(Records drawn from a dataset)
------

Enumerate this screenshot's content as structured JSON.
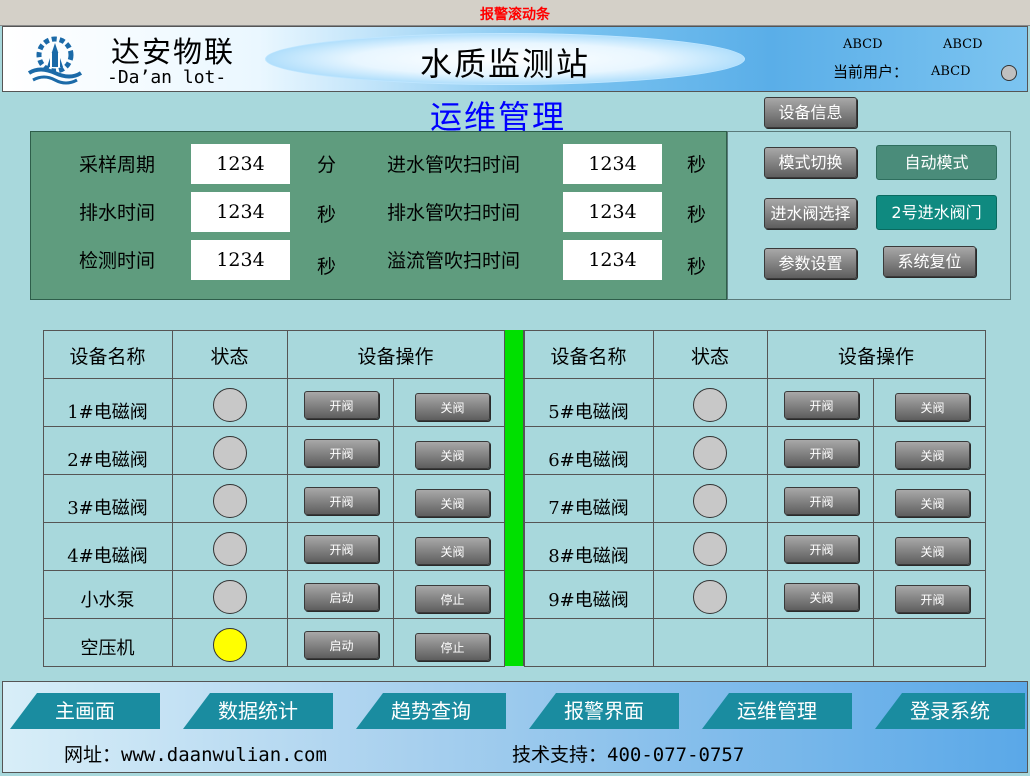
{
  "alarm_banner": "报警滚动条",
  "header": {
    "brand_cn": "达安物联",
    "brand_en": "-Da’an lot-",
    "station_title": "水质监测站",
    "top_label_1": "ABCD",
    "top_label_2": "ABCD",
    "current_user_label": "当前用户：",
    "current_user_value": "ABCD"
  },
  "page_title": "运维管理",
  "device_info_button": "设备信息",
  "params": {
    "sampling_period": {
      "label": "采样周期",
      "value": "1234",
      "unit": "分"
    },
    "drain_time": {
      "label": "排水时间",
      "value": "1234",
      "unit": "秒"
    },
    "detect_time": {
      "label": "检测时间",
      "value": "1234",
      "unit": "秒"
    },
    "inlet_purge": {
      "label": "进水管吹扫时间",
      "value": "1234",
      "unit": "秒"
    },
    "drain_purge": {
      "label": "排水管吹扫时间",
      "value": "1234",
      "unit": "秒"
    },
    "overflow_purge": {
      "label": "溢流管吹扫时间",
      "value": "1234",
      "unit": "秒"
    }
  },
  "controls": {
    "mode_switch": "模式切换",
    "mode_value": "自动模式",
    "inlet_valve_select": "进水阀选择",
    "inlet_valve_value": "2号进水阀门",
    "param_settings": "参数设置",
    "system_reset": "系统复位"
  },
  "table": {
    "headers": {
      "name": "设备名称",
      "status": "状态",
      "operation": "设备操作"
    },
    "left_rows": [
      {
        "name": "1#电磁阀",
        "status": "off",
        "btn1": "开阀",
        "btn2": "关阀"
      },
      {
        "name": "2#电磁阀",
        "status": "off",
        "btn1": "开阀",
        "btn2": "关阀"
      },
      {
        "name": "3#电磁阀",
        "status": "off",
        "btn1": "开阀",
        "btn2": "关阀"
      },
      {
        "name": "4#电磁阀",
        "status": "off",
        "btn1": "开阀",
        "btn2": "关阀"
      },
      {
        "name": "小水泵",
        "status": "off",
        "btn1": "启动",
        "btn2": "停止"
      },
      {
        "name": "空压机",
        "status": "on",
        "btn1": "启动",
        "btn2": "停止"
      }
    ],
    "right_rows": [
      {
        "name": "5#电磁阀",
        "status": "off",
        "btn1": "开阀",
        "btn2": "关阀"
      },
      {
        "name": "6#电磁阀",
        "status": "off",
        "btn1": "开阀",
        "btn2": "关阀"
      },
      {
        "name": "7#电磁阀",
        "status": "off",
        "btn1": "开阀",
        "btn2": "关阀"
      },
      {
        "name": "8#电磁阀",
        "status": "off",
        "btn1": "开阀",
        "btn2": "关阀"
      },
      {
        "name": "9#电磁阀",
        "status": "off",
        "btn1": "关阀",
        "btn2": "开阀"
      }
    ]
  },
  "nav": [
    "主画面",
    "数据统计",
    "趋势查询",
    "报警界面",
    "运维管理",
    "登录系统"
  ],
  "footer": {
    "website": "网址：www.daanwulian.com",
    "support": "技术支持：400-077-0757"
  },
  "colors": {
    "background": "#a8d8dc",
    "param_panel": "#5f9c7e",
    "divider": "#00e000",
    "nav_button": "#1a8ca0",
    "lamp_on": "#ffff00",
    "lamp_off": "#c8c8c8",
    "page_title": "#0000ff",
    "alarm_text": "#ff0000"
  }
}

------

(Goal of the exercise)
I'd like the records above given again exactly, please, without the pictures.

(Task answer)
Enumerate this screenshot's content as structured JSON.
{
  "alarm_banner": "报警滚动条",
  "header": {
    "brand_cn": "达安物联",
    "brand_en": "-Da’an lot-",
    "station_title": "水质监测站",
    "top_label_1": "ABCD",
    "top_label_2": "ABCD",
    "current_user_label": "当前用户：",
    "current_user_value": "ABCD"
  },
  "page_title": "运维管理",
  "device_info_button": "设备信息",
  "params": {
    "sampling_period": {
      "label": "采样周期",
      "value": "1234",
      "unit": "分"
    },
    "drain_time": {
      "label": "排水时间",
      "value": "1234",
      "unit": "秒"
    },
    "detect_time": {
      "label": "检测时间",
      "value": "1234",
      "unit": "秒"
    },
    "inlet_purge": {
      "label": "进水管吹扫时间",
      "value": "1234",
      "unit": "秒"
    },
    "drain_purge": {
      "label": "排水管吹扫时间",
      "value": "1234",
      "unit": "秒"
    },
    "overflow_purge": {
      "label": "溢流管吹扫时间",
      "value": "1234",
      "unit": "秒"
    }
  },
  "controls": {
    "mode_switch": "模式切换",
    "mode_value": "自动模式",
    "inlet_valve_select": "进水阀选择",
    "inlet_valve_value": "2号进水阀门",
    "param_settings": "参数设置",
    "system_reset": "系统复位"
  },
  "table": {
    "headers": {
      "name": "设备名称",
      "status": "状态",
      "operation": "设备操作"
    },
    "left_rows": [
      {
        "name": "1#电磁阀",
        "status": "off",
        "btn1": "开阀",
        "btn2": "关阀"
      },
      {
        "name": "2#电磁阀",
        "status": "off",
        "btn1": "开阀",
        "btn2": "关阀"
      },
      {
        "name": "3#电磁阀",
        "status": "off",
        "btn1": "开阀",
        "btn2": "关阀"
      },
      {
        "name": "4#电磁阀",
        "status": "off",
        "btn1": "开阀",
        "btn2": "关阀"
      },
      {
        "name": "小水泵",
        "status": "off",
        "btn1": "启动",
        "btn2": "停止"
      },
      {
        "name": "空压机",
        "status": "on",
        "btn1": "启动",
        "btn2": "停止"
      }
    ],
    "right_rows": [
      {
        "name": "5#电磁阀",
        "status": "off",
        "btn1": "开阀",
        "btn2": "关阀"
      },
      {
        "name": "6#电磁阀",
        "status": "off",
        "btn1": "开阀",
        "btn2": "关阀"
      },
      {
        "name": "7#电磁阀",
        "status": "off",
        "btn1": "开阀",
        "btn2": "关阀"
      },
      {
        "name": "8#电磁阀",
        "status": "off",
        "btn1": "开阀",
        "btn2": "关阀"
      },
      {
        "name": "9#电磁阀",
        "status": "off",
        "btn1": "关阀",
        "btn2": "开阀"
      }
    ]
  },
  "nav": [
    "主画面",
    "数据统计",
    "趋势查询",
    "报警界面",
    "运维管理",
    "登录系统"
  ],
  "footer": {
    "website": "网址：www.daanwulian.com",
    "support": "技术支持：400-077-0757"
  },
  "colors": {
    "background": "#a8d8dc",
    "param_panel": "#5f9c7e",
    "divider": "#00e000",
    "nav_button": "#1a8ca0",
    "lamp_on": "#ffff00",
    "lamp_off": "#c8c8c8",
    "page_title": "#0000ff",
    "alarm_text": "#ff0000"
  }
}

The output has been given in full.